= Goal of the exercise =
The answer must be a single number: how many lines in the records below contain the word "next".

==== Data for review ====

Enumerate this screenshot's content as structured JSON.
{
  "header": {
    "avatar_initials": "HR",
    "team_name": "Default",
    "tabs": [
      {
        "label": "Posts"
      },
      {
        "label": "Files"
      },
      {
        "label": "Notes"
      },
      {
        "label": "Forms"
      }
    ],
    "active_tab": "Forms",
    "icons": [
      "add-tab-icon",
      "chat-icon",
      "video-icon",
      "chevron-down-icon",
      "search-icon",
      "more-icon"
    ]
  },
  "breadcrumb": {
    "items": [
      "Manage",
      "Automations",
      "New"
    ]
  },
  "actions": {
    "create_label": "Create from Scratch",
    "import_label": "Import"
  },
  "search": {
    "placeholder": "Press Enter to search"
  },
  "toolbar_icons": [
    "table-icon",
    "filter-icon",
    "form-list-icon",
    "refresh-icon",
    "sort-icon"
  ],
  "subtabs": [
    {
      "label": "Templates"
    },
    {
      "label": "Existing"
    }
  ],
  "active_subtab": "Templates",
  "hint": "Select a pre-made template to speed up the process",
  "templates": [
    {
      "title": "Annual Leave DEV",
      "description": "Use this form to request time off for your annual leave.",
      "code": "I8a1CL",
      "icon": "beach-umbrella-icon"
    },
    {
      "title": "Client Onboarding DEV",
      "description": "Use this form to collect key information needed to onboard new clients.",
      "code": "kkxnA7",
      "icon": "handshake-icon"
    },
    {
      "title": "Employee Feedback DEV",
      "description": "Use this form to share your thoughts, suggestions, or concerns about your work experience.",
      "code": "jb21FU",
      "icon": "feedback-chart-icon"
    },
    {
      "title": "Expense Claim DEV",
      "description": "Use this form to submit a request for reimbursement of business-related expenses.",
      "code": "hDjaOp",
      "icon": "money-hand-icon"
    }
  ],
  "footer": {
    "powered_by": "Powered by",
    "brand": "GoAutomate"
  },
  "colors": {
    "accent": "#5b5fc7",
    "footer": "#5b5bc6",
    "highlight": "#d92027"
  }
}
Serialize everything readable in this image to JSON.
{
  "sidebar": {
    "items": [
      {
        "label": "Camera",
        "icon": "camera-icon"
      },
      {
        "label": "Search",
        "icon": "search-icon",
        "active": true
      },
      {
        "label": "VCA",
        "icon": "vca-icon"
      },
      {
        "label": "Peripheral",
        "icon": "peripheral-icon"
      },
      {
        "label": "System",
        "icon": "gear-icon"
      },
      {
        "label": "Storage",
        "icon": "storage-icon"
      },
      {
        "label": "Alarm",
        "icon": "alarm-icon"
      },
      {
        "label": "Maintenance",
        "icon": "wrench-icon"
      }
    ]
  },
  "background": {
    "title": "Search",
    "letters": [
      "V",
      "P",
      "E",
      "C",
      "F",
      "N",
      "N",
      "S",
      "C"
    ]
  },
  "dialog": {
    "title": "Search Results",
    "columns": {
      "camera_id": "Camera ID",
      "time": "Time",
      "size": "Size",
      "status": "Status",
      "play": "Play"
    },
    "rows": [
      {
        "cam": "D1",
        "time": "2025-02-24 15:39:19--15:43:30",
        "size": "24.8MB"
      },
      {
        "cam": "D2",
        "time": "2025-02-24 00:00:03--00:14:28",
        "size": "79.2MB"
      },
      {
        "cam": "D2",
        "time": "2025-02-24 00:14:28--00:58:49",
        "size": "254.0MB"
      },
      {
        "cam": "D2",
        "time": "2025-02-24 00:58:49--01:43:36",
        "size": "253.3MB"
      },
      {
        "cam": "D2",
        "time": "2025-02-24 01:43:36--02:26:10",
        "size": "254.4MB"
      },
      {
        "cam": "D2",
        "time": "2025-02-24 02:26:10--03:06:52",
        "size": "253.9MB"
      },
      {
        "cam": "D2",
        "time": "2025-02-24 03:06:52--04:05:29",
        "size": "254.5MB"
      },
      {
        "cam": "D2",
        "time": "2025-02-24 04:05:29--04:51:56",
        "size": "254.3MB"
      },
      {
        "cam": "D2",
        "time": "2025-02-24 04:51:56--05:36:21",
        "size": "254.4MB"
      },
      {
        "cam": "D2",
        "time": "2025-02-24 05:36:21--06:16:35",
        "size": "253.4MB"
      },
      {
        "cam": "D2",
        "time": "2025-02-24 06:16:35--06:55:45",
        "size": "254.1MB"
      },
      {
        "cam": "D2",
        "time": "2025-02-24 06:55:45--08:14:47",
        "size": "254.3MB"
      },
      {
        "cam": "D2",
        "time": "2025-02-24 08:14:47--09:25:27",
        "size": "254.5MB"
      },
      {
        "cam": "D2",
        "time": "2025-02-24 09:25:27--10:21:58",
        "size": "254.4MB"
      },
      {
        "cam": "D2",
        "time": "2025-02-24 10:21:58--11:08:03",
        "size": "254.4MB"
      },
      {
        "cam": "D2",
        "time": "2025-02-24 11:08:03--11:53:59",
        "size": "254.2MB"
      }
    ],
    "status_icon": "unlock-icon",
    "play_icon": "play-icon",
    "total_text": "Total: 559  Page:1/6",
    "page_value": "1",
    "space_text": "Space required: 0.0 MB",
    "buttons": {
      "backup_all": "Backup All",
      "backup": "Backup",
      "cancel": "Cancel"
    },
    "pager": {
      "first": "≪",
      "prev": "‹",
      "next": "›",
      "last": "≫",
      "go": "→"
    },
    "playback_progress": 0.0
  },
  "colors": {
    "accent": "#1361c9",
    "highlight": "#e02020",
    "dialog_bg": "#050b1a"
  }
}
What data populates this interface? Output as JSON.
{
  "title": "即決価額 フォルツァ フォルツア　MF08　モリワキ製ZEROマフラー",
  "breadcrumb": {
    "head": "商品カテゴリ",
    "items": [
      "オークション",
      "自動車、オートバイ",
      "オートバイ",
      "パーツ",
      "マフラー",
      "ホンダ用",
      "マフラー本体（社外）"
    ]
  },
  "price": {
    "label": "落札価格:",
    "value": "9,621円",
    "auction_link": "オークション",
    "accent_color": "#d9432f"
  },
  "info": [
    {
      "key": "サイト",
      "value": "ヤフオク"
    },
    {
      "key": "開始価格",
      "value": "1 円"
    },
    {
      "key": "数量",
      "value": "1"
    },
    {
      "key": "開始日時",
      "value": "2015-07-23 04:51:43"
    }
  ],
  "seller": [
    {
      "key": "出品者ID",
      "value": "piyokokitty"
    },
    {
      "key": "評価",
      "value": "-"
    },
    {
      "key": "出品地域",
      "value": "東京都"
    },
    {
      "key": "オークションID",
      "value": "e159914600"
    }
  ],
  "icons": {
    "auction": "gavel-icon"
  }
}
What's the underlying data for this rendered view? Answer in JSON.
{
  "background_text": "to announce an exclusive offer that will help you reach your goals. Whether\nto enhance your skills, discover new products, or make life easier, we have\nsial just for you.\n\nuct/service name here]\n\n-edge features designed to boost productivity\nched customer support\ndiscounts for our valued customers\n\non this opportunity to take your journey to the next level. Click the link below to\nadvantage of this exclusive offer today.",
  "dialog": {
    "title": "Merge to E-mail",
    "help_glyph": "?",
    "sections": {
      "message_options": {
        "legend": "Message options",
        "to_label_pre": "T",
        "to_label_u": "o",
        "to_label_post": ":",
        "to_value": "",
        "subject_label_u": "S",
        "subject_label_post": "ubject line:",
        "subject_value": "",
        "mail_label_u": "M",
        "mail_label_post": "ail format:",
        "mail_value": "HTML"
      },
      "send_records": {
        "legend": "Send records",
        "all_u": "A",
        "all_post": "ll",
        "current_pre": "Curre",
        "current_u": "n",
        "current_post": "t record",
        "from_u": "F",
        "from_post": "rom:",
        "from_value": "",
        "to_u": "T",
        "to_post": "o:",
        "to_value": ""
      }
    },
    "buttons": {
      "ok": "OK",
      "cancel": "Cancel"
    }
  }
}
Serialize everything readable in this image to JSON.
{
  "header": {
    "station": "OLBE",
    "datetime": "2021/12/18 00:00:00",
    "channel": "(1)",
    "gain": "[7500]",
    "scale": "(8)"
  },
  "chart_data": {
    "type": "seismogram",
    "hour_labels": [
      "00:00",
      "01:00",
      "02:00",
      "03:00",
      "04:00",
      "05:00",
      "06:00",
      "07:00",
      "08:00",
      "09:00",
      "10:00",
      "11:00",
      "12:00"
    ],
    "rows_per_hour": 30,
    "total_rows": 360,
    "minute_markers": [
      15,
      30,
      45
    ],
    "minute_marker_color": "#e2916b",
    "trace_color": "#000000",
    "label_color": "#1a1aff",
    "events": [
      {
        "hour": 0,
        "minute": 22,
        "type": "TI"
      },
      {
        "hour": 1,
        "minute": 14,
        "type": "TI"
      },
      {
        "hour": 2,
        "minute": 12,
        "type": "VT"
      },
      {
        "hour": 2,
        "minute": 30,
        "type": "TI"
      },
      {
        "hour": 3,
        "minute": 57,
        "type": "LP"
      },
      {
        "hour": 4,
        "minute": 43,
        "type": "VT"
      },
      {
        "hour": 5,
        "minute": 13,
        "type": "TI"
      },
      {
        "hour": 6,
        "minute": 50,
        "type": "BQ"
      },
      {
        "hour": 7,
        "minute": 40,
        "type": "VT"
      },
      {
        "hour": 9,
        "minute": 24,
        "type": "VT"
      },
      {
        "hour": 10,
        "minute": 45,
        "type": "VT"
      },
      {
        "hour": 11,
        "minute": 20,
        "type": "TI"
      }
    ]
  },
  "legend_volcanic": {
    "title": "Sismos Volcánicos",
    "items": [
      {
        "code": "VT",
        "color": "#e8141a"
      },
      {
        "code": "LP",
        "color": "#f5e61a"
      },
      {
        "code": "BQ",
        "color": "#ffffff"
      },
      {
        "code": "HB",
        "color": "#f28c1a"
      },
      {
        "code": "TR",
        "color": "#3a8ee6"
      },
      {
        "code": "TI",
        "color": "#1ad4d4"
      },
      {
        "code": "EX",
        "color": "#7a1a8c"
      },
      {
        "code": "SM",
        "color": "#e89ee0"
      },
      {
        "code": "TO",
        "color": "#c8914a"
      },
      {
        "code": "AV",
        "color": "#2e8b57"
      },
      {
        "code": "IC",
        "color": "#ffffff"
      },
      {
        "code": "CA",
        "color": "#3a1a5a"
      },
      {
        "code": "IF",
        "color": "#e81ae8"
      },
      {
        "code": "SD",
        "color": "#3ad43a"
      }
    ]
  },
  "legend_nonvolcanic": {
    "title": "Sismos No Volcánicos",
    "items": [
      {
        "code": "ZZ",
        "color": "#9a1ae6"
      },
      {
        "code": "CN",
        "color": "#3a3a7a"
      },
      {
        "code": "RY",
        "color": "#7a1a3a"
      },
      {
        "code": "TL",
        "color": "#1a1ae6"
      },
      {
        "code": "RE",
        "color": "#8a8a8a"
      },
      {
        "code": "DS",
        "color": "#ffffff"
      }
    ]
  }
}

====

= Solution to this problem =
2